Well, you can’t win for losing, if this study reported by the BBC has any truth to it:
Research presented at a major European science meeting adds to other evidence that cleaner air is letting more solar energy through to the Earth’s surface.
The decline in Soviet industry and clean air laws in western countries apparently reduced concentrations of aerosols, tiny particles, in the atmosphere.
These aerosols may block solar radiation directly, or help clouds to form which in turn constitute a barrier; or both effects may occur.
So there you have it: If we increase pollution, we cause global warming — and if we decrease pollution we also cause global warming. And as I’ve pointed out before, higher temperatures are evidence of global warming, and lower temperatures are also evidence of global warming. This is how we know that global warming is not really a scientific theory — a scientific theory has to be subject to evidence. That is, it need to make “falsifiable predictions” — predictions that, if contradicted, would be regarded as evidence against the theory. If any possible outcome can be viewed as consistent with the theory, then it’s not really a theory since it doesn’t explain anything.
The BBC article also had the following interesting tidbit:
Between the 1950s and 1980s, the amount of solar energy penetrating through the atmosphere to the Earth’s surface appeared to be declining, by about 2% per decade.
This trend received some publicity under the term “global dimming.”
It was also called “the New Ice Age.” I’m just old enough to remember reading in the mid-1970s in elementary school — in the Weekly Reader distributed in over 90% of American elementary schools — that the burning of fossil fuels was causing pollution that would eventually block out enough of the sun’s rays to cause a “New Ice Age.”
In retrospect, this must have come about from the research of Dr. Murray Mitchell, and reported in the famous article Peter Gwynne wrote in Newsweek in 1975 â€“ i â€œThe Cooling Worldâ€ (excerpted here):
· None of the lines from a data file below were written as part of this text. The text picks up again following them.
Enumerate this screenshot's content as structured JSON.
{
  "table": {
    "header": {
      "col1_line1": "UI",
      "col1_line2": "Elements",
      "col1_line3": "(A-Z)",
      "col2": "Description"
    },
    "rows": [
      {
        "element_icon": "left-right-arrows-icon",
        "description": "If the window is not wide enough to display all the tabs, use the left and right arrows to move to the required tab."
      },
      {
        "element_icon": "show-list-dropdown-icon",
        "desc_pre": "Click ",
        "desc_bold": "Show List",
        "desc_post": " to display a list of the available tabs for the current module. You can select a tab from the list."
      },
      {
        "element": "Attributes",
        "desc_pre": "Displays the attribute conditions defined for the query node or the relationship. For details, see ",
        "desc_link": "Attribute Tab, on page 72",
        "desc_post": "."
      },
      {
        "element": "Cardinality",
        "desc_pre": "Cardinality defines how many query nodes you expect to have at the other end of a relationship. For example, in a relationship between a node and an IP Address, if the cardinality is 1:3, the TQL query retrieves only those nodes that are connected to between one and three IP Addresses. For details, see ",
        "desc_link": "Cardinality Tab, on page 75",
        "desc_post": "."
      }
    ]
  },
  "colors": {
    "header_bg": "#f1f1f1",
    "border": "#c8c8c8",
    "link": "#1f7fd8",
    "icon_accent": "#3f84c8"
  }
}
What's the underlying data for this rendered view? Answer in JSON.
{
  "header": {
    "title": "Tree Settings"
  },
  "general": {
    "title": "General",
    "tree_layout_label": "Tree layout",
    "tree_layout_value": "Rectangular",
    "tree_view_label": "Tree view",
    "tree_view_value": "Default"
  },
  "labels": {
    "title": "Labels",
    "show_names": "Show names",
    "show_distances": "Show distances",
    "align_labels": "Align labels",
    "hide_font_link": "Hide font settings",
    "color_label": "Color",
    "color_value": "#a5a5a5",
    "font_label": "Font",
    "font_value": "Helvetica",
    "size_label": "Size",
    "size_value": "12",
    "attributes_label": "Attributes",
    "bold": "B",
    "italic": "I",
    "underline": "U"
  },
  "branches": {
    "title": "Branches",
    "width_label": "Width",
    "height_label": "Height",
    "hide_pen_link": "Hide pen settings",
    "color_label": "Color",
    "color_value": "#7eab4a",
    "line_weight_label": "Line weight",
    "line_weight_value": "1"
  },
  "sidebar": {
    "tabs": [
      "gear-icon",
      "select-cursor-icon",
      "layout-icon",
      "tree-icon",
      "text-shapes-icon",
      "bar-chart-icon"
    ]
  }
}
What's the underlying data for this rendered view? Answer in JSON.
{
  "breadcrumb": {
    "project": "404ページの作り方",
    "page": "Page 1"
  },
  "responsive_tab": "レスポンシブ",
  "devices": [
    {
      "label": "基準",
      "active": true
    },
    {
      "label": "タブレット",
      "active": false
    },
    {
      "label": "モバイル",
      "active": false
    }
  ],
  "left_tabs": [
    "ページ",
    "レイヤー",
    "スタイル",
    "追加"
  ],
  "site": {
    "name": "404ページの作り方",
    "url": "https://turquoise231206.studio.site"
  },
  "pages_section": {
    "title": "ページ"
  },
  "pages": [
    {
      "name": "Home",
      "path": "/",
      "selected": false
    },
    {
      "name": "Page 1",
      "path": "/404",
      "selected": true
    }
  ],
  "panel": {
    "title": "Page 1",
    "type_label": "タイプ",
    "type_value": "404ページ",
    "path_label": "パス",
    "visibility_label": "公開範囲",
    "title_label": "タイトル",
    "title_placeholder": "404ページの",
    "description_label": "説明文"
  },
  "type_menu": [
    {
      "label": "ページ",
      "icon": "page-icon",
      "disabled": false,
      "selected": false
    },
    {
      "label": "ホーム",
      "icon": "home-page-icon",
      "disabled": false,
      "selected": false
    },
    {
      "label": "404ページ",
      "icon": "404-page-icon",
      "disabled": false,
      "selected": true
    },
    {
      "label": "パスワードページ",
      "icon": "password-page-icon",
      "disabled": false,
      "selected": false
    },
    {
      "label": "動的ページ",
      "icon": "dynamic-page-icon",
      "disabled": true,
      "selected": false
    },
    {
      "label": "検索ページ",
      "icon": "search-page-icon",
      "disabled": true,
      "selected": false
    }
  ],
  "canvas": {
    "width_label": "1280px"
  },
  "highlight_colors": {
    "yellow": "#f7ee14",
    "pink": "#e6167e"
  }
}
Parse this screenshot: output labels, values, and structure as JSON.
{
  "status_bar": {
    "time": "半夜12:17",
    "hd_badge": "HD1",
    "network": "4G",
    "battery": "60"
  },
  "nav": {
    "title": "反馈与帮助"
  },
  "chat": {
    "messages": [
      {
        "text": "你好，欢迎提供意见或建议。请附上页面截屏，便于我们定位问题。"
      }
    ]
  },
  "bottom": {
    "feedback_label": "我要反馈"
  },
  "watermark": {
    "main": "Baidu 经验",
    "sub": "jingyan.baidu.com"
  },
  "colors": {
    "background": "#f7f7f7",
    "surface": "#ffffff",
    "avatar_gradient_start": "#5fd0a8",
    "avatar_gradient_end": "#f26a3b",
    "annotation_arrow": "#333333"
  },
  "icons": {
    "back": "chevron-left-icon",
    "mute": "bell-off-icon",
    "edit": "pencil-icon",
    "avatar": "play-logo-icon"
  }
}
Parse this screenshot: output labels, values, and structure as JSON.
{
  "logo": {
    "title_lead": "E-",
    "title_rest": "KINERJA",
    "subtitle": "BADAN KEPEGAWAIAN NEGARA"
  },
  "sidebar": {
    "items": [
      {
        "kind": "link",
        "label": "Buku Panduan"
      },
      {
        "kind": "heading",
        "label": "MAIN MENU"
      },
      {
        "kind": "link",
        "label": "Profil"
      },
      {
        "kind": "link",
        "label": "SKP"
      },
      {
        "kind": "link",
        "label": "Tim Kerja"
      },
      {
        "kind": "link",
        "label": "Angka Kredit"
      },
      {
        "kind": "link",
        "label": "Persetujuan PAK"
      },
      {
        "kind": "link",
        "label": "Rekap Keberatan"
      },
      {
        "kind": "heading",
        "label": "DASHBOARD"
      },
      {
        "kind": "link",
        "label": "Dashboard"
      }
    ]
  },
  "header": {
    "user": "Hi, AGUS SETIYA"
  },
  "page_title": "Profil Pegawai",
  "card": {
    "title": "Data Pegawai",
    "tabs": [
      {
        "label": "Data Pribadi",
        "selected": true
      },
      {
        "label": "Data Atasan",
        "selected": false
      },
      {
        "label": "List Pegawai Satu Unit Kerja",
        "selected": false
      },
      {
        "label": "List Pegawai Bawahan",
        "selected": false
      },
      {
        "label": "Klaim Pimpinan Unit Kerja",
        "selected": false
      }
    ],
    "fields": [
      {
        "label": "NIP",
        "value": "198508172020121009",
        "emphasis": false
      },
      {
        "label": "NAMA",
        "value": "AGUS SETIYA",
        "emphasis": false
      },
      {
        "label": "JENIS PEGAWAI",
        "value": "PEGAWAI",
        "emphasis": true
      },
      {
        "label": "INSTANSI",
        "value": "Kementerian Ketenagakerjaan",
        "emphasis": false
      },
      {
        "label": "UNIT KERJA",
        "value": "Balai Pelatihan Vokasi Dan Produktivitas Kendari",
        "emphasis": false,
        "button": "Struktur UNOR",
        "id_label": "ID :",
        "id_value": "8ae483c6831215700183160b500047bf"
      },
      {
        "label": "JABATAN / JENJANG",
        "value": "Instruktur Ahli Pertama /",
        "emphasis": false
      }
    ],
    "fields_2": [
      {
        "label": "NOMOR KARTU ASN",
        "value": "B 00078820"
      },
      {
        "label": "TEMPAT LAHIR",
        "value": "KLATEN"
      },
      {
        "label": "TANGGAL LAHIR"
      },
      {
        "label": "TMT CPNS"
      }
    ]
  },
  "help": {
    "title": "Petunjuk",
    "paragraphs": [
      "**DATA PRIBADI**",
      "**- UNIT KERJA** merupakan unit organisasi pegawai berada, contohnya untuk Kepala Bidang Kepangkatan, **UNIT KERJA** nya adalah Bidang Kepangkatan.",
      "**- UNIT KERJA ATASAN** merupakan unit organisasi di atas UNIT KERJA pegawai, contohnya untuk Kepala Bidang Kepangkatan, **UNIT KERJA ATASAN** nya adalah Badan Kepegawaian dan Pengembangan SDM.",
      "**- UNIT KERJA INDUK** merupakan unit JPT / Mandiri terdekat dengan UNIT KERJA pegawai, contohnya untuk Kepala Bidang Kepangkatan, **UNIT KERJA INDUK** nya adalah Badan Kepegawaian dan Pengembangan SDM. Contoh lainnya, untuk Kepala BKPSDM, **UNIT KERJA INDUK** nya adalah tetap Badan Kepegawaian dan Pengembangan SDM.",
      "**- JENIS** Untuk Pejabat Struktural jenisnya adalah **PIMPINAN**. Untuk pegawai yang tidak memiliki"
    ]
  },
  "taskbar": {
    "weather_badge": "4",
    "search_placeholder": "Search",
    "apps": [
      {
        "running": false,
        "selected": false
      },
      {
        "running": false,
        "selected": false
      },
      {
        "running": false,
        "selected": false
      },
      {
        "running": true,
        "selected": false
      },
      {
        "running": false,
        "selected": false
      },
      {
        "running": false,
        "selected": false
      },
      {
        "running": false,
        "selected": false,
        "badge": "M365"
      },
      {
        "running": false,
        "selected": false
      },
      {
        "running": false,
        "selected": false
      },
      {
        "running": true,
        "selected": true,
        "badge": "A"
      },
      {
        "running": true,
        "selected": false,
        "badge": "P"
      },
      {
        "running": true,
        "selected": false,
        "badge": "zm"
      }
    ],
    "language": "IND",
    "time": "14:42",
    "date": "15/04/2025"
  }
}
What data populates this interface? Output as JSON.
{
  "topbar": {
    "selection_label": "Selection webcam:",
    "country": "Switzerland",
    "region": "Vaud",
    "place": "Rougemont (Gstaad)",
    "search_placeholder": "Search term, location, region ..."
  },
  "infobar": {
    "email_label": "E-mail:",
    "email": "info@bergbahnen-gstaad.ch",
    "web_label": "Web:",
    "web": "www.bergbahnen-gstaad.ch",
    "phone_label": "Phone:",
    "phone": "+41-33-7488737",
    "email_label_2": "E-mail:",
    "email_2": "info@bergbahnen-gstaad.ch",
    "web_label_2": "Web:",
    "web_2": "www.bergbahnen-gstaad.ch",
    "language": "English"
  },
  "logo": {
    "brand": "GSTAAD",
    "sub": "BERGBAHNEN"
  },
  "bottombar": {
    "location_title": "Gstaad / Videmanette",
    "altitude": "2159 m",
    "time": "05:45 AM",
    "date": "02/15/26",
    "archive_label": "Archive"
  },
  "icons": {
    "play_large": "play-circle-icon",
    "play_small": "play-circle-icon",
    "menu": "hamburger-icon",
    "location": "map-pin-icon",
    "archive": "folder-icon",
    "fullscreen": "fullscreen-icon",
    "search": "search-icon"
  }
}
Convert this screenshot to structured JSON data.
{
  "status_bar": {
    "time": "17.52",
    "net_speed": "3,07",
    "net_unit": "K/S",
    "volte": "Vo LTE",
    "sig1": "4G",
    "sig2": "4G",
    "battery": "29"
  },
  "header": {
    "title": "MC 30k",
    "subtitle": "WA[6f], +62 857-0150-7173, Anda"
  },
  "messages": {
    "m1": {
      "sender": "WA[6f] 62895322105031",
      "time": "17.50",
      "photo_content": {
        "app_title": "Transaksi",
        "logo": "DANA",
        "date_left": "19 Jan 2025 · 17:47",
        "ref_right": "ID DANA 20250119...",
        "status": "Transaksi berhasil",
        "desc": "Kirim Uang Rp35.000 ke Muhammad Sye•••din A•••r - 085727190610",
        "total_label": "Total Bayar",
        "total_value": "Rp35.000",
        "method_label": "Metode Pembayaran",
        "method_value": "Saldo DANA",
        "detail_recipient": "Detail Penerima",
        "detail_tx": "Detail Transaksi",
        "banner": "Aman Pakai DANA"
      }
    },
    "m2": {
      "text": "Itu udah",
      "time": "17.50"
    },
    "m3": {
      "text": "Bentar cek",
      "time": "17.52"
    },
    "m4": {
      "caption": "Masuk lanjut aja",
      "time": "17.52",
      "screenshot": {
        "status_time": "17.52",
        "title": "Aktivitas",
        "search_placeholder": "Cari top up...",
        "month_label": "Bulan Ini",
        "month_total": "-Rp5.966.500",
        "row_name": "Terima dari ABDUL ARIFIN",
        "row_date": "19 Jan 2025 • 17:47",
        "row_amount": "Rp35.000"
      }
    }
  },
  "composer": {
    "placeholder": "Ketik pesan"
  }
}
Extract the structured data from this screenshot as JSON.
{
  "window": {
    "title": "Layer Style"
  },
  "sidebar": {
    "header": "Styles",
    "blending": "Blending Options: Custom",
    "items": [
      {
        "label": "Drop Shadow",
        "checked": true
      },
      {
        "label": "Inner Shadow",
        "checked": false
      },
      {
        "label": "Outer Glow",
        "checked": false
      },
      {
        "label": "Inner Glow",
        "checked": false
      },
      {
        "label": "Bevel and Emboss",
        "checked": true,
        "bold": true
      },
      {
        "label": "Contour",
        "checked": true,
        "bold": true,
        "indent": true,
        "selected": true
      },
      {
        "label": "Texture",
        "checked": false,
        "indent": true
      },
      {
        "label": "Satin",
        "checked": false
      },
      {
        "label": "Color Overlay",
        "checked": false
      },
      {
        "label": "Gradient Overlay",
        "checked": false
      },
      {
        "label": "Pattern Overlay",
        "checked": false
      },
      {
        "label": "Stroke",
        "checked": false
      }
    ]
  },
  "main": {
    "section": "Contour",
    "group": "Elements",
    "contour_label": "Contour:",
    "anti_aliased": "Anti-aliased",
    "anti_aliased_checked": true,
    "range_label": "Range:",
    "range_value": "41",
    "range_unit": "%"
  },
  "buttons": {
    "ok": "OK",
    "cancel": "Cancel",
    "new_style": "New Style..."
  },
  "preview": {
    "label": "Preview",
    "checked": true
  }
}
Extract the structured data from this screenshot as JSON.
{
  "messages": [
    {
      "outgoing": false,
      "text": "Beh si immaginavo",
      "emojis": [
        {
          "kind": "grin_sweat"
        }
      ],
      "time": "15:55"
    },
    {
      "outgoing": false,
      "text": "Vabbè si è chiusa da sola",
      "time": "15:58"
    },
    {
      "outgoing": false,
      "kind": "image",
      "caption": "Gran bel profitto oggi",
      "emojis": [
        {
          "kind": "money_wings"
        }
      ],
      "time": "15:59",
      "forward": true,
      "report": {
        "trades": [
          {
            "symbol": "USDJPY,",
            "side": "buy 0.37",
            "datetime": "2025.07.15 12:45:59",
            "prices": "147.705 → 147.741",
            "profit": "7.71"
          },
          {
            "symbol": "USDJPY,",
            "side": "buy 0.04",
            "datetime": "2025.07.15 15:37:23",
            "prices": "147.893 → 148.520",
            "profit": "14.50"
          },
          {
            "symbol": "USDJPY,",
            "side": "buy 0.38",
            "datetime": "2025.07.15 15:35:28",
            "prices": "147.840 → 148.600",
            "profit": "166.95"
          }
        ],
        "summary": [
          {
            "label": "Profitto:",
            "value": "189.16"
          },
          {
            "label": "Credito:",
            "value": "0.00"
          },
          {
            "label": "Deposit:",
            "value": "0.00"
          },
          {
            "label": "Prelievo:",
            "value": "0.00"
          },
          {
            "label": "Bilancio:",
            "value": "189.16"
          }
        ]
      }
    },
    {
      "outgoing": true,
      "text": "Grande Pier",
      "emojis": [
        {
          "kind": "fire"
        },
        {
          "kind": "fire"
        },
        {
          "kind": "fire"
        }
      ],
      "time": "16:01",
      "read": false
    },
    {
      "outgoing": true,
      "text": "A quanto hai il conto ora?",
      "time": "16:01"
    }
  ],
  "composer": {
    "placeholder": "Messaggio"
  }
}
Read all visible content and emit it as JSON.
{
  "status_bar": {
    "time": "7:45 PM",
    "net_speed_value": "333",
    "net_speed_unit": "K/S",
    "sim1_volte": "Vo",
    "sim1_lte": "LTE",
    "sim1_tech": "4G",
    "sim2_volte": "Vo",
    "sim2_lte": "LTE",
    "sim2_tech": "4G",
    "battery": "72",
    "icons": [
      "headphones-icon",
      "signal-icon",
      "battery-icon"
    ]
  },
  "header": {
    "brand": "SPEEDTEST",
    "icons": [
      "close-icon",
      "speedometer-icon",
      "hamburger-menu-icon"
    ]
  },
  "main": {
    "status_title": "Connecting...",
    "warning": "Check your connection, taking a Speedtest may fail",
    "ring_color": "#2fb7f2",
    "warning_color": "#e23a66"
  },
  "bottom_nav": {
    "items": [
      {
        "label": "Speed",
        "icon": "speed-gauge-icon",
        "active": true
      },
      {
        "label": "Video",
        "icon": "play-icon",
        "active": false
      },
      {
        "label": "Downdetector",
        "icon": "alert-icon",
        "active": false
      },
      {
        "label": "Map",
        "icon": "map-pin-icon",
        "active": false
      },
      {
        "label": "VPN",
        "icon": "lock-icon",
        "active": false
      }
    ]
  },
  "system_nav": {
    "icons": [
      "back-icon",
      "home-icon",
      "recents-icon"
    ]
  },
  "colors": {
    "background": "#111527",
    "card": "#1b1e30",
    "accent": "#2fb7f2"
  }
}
The central fact is that after three quarters of a century of extraordinarily mild conditions, the earth’s climate seems to be cooling down. Meteorologists disagree about the cause and extent of the cooling trend, as well as over its specific impact on local weather conditions. But they are almost unanimous in the view that the trend will reduce agricultural productivity for the rest of the century. If the climatic change is as profound as some of the pessimists fear, the resulting famines could be catastrophic. “A major climatic change would force economic and social adjustments on a worldwide scale,” warns a recent report by the National Academy of Sciences, “because the global patterns of food production and population that have evolved are implicitly dependent on the climate of the present century.”
A survey completed last year by Dr. Murray Mitchell of the National Oceanic and Atmospheric Administration reveals a drop of half a degree in average ground temperatures in the Northern Hemisphere between 1945 and 1968. According to George Kukla of Columbia University, satellite photos indicated a sudden, large increase in Northern Hemisphere snow cover in the winter of 1971-72. And a study released last month by two NOAA scientists notes that the amount of sunshine reaching the ground in the continental U.S. diminished by 1.3% between 1964 and 1972.
The BBC article on the more recent research quotes the lead author as follows:
The reversal of “global dimming” has been proposed in some circles as an alternative explanation for climatic change, removing the need to invoke human emissions of greenhouse gases.
Dr[. Martin] Wild dismissed this picture. [We can't have anything contradicting the theory of human-caused global warming, now, can we? --DR] His analysis suggests that “global dimming” and the man-made greenhouse effect may have cancelled each other out until the early 1980s, but now “global brightening” is adding to the impact of human greenhouse emissions.
So if I understand this correctly: we used to have high levels of pollution, which caused both a decrease in sunlight penetrating the atmosphere (“global dimming”), and an increase in heat retained in the atmosphere (“global warming”). These two effects cancelled each other out. Now, however, we have lower levels of pollution, so there is more global warming than global dimming.
This doesn’t make any sense, unless the theory is that low levels of pollution cause only warming, but high levels cause both warming and dimming. I’m not sure what sort of theory would predict that, but if that’s the theory, then emission-reduction programs like the Kyoto treaty will increase global warming — and I kind of doubt that’s what Dr. Wild meant. It would also mean that before the industrial revolution, when fossil fuel emmissions were (presumably) lower, that the temperature should have been higher. I think the opposite is actually true — the “Little Ice Age” ended around 1850 — and it’s certainly the opposite of that the global warming crowd claims.
I’m going to give Dr. Wild the benefit of the doubt here and assume the BBC mangled the quote or took it out of context. That happens all the time to scientists. Unfortunately, there wasn’t enough information in the article to allow me to find Dr. Wild’s paper yet, so I can’t see what it really says.